• WHAT IS BEING ASKED: Could you retype the whole listing word for word and drop the images?

━━━━━━

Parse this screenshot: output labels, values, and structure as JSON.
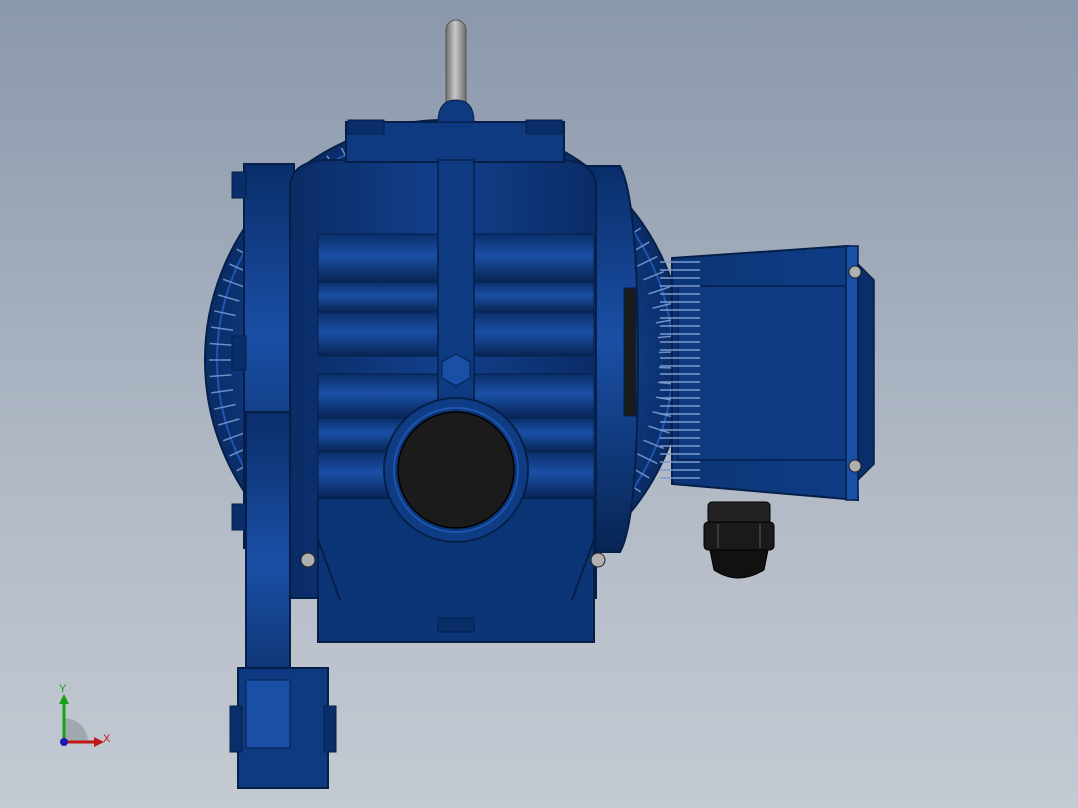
{
  "viewport": {
    "background_top": "#8a98ab",
    "background_bottom": "#c4cad2"
  },
  "model": {
    "part": "motorized-gear-actuator",
    "body_color": "#0a3170",
    "body_light": "#1e55b0",
    "body_dark": "#06224f",
    "bore_color": "#1b1b1b",
    "handle_color": "#9a9a9a",
    "gland_color": "#1a1a1a"
  },
  "triad": {
    "x_label": "X",
    "y_label": "Y",
    "x_color": "#c01818",
    "y_color": "#18a018",
    "z_color": "#1a1ab0"
  }
}
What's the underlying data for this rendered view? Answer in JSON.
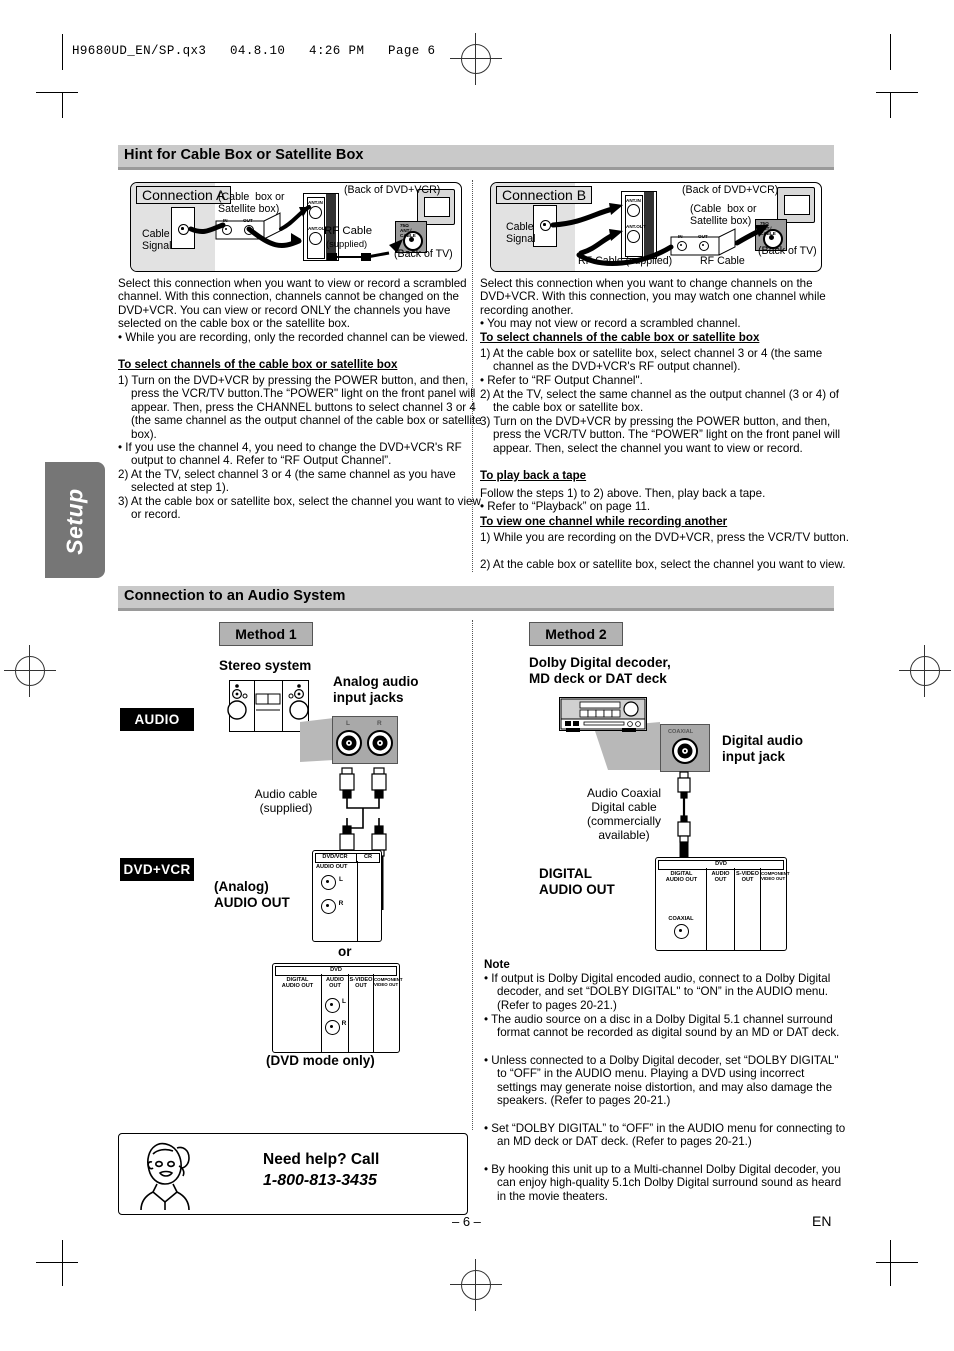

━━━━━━

• ANSWER TO THE PROBLEM:
Parse this screenshot: output labels, values, and structure as JSON.
{
  "viewport": {
    "background_top": "#8a98ab",
    "background_bottom": "#c4cad2"
  },
  "model": {
    "part": "motorized-gear-actuator",
    "body_color": "#0a3170",
    "body_light": "#1e55b0",
    "body_dark": "#06224f",
    "bore_color": "#1b1b1b",
    "handle_color": "#9a9a9a",
    "gland_color": "#1a1a1a"
  },
  "triad": {
    "x_label": "X",
    "y_label": "Y",
    "x_color": "#c01818",
    "y_color": "#18a018",
    "z_color": "#1a1ab0"
  }
}
What's the underlying data for this rendered view? Answer in JSON.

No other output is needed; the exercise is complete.